Considering the Flo Ridian rapper spent his early days touring with 2 Live Crew [click to read], the party concept (with some lewdness shaved off) must have stuck with him as he started his own career. R.O.O.T.S aka Route Of Overcoming The Struggle holds true to its acronymic title. Once again Flo Rida is working for the weekend, waiting to shake his bulbous physique at a club and take a PYT home. The album opens with "Finally Here," reminiscent of Big Pun's "100 Percent" in its ideal of finally reaching that lucky day where money problems disappear. It follows with "Jump," welcoming the return of Nelly Furtado on a high-energy track that's begging to be a single.
The theme of the entire album rests upon Flo Rida being poised for greatness in the world of Hip-Pop. He isn't claiming to be the G.O.A.T; he's just here to have fun. The irony is that the original self-proclaimed G.O.A.T, LL Cool J, attempted to reinvent himself as something of a Flo Rida (see The DEFinition) and a not a single person was left headsprung. Flo Rida entered the game as a bulky party starter and it's helped him bypass the sophomore jinx.
Flo Rida enlists some obscure cameos this time around, with the exception of Ne-Yo [click to read] on the Ne-Yo sounding "Be On You" and Akon [click to read] on the Akon-sounding "Available." The lead single "Right Round" features newcomer Ke$ha, and while the sample works perfectly, a simple substitution of Keri Hilson would have given this song more leverage.

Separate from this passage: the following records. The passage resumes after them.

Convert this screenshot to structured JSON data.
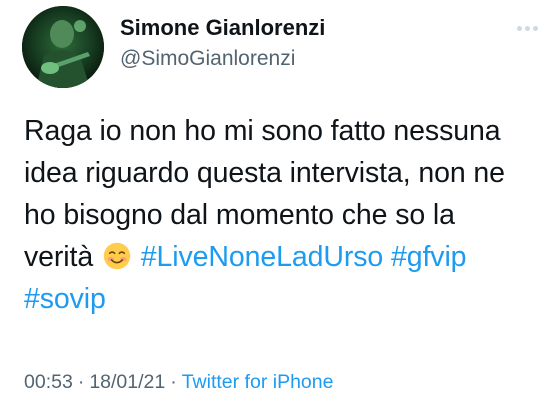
{
  "author": {
    "display_name": "Simone Gianlorenzi",
    "handle": "@SimoGianlorenzi"
  },
  "tweet": {
    "lines": [
      "Raga io non ho mi sono fatto nessuna",
      "idea riguardo questa intervista, non ne",
      "ho bisogno dal momento che so la"
    ],
    "line4_text": "verità",
    "emoji": "smiling-face-emoji",
    "hashtags": [
      "#LiveNoneLadUrso",
      "#gfvip",
      "#sovip"
    ]
  },
  "meta": {
    "time": "00:53",
    "separator": "·",
    "date": "18/01/21",
    "source": "Twitter for iPhone"
  },
  "icons": {
    "more": "more-options-icon"
  },
  "colors": {
    "text": "#0f1419",
    "secondary": "#536471",
    "link": "#1d9bf0"
  }
}
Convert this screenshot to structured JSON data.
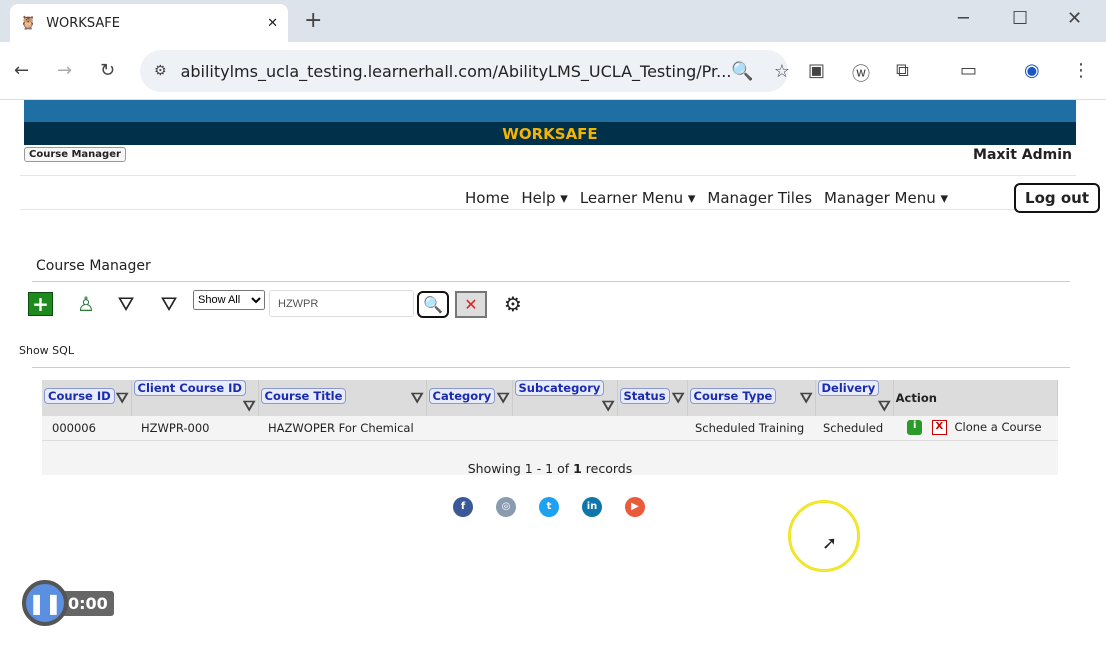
{
  "browser": {
    "tab_title": "WORKSAFE",
    "url": "abilitylms_ucla_testing.learnerhall.com/AbilityLMS_UCLA_Testing/Pr..."
  },
  "site": {
    "brand": "WORKSAFE",
    "badge": "Course Manager",
    "user": "Maxit Admin"
  },
  "nav": {
    "items": [
      "Home",
      "Help ▾",
      "Learner Menu ▾",
      "Manager Tiles",
      "Manager Menu ▾"
    ],
    "logout": "Log out"
  },
  "page": {
    "title": "Course Manager",
    "show_select": "Show All",
    "search_value": "HZWPR",
    "show_sql": "Show SQL"
  },
  "table": {
    "headers": [
      "Course ID",
      "Client Course ID",
      "Course Title",
      "Category",
      "Subcategory",
      "Status",
      "Course Type",
      "Delivery",
      "Action"
    ],
    "rows": [
      {
        "course_id": "000006",
        "client_id": "HZWPR-000",
        "title": "HAZWOPER For Chemical",
        "category": "",
        "subcategory": "",
        "status": "",
        "type": "Scheduled Training",
        "delivery": "Scheduled",
        "action_link": "Clone a Course"
      }
    ],
    "footer_pre": "Showing 1 - 1 of ",
    "footer_count": "1",
    "footer_post": " records"
  },
  "player": {
    "time": "0:00"
  }
}
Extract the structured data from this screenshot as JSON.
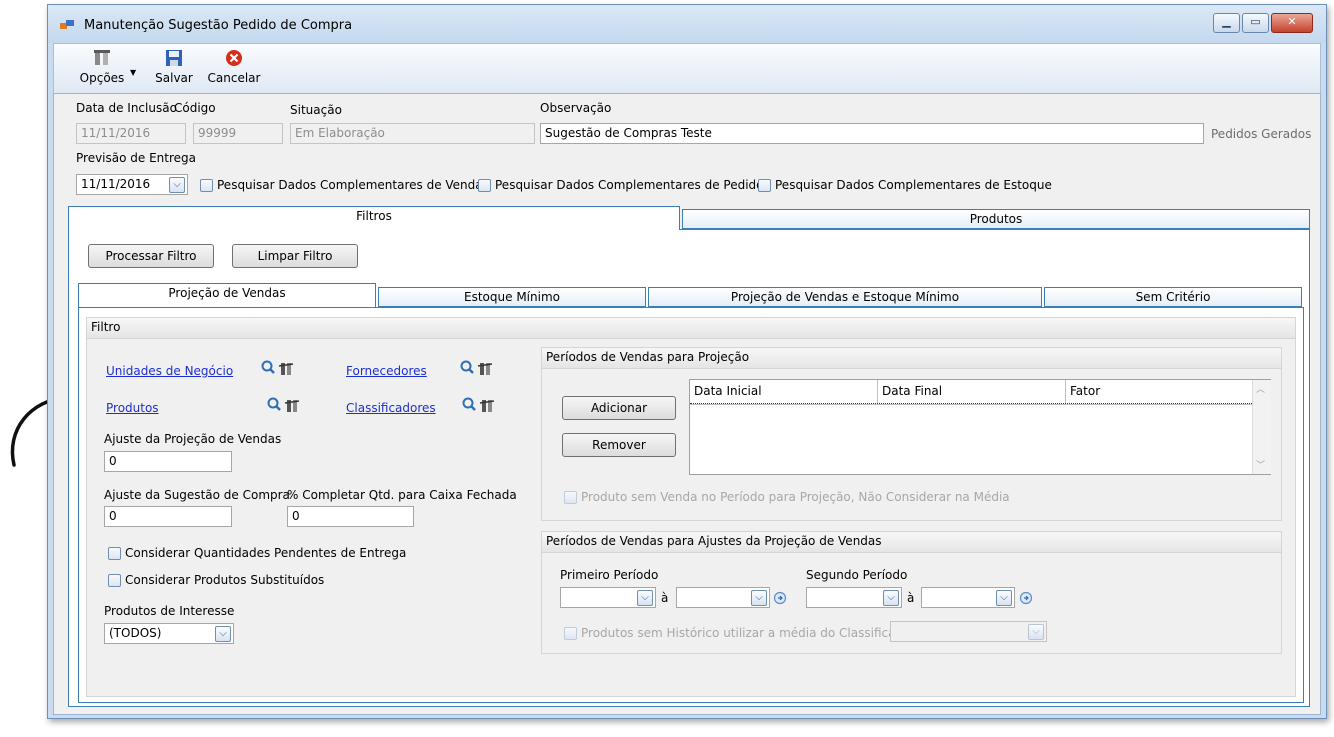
{
  "window": {
    "title": "Manutenção Sugestão Pedido de Compra",
    "minimize": "▁",
    "maximize": "▭",
    "close": "✕"
  },
  "toolbar": {
    "options_label": "Opções",
    "save_label": "Salvar",
    "cancel_label": "Cancelar"
  },
  "header": {
    "inclusion_date_label": "Data de Inclusão",
    "inclusion_date_value": "11/11/2016",
    "code_label": "Código",
    "code_value": "99999",
    "status_label": "Situação",
    "status_value": "Em Elaboração",
    "notes_label": "Observação",
    "notes_value": "Sugestão de Compras Teste",
    "orders_generated_label": "Pedidos Gerados",
    "delivery_forecast_label": "Previsão de Entrega",
    "delivery_forecast_value": "11/11/2016",
    "check_sales_label": "Pesquisar Dados Complementares de Venda",
    "check_order_label": "Pesquisar Dados Complementares de Pedido",
    "check_stock_label": "Pesquisar Dados Complementares de Estoque"
  },
  "main_tabs": [
    {
      "label": "Filtros"
    },
    {
      "label": "Produtos"
    }
  ],
  "filter_buttons": {
    "process_label": "Processar Filtro",
    "clear_label": "Limpar Filtro"
  },
  "sub_tabs": [
    {
      "label": "Projeção de Vendas"
    },
    {
      "label": "Estoque Mínimo"
    },
    {
      "label": "Projeção de Vendas e Estoque Mínimo"
    },
    {
      "label": "Sem Critério"
    }
  ],
  "filter": {
    "title": "Filtro",
    "business_units_link": "Unidades de Negócio",
    "suppliers_link": "Fornecedores",
    "products_link": "Produtos",
    "classifiers_link": "Classificadores",
    "sales_projection_adjust_label": "Ajuste da Projeção de Vendas",
    "sales_projection_adjust_value": "0",
    "purchase_suggestion_adjust_label": "Ajuste da Sugestão de Compra",
    "purchase_suggestion_adjust_value": "0",
    "complete_box_label": "% Completar Qtd. para Caixa Fechada",
    "complete_box_value": "0",
    "consider_pending_label": "Considerar Quantidades Pendentes de Entrega",
    "consider_substitutes_label": "Considerar Produtos Substituídos",
    "products_interest_label": "Produtos de Interesse",
    "products_interest_value": "(TODOS)"
  },
  "projection_periods": {
    "title": "Períodos de Vendas para Projeção",
    "add_label": "Adicionar",
    "remove_label": "Remover",
    "columns": [
      "Data Inicial",
      "Data Final",
      "Fator"
    ],
    "no_sales_label": "Produto sem Venda no Período para Projeção, Não Considerar na Média"
  },
  "adjust_periods": {
    "title": "Períodos de Vendas para Ajustes da Projeção de Vendas",
    "first_period_label": "Primeiro Período",
    "second_period_label": "Segundo Período",
    "to_label_1": "à",
    "to_label_2": "à",
    "no_history_label": "Produtos sem Histórico utilizar a média do Classificador"
  }
}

Oddly the most random cameos happen to be the singles ("Right Round" f/ Ke$ha, "Shone" featuring Pleasure P, and "Sugar" featuring Wynter Gordon). Only time will tell if Flo Rida can carry these songs through the mainstream.
There are some misses in R.O.O.T.S, primarily on the title track where Flo Rida attempts to insert some "real talk." This is the only point where being known as lighthearted poses a gift and a curse, and while Flo Rida may have felt this track added substance, it definitely didn't. The album closes with the Wyclef-assisted [click to read] "Rewind," and that's exactly what you'll do - just to avoid hearing the track.
R.O.O.T.S in many ways is the album that should have preceded Mail On Sunday - songs packed with newer talent and dance floor money woes. Regardless of his catalogue's order, Flo Rida has cornered the market of crafting songs with enough momentum to make you kill a rabbit.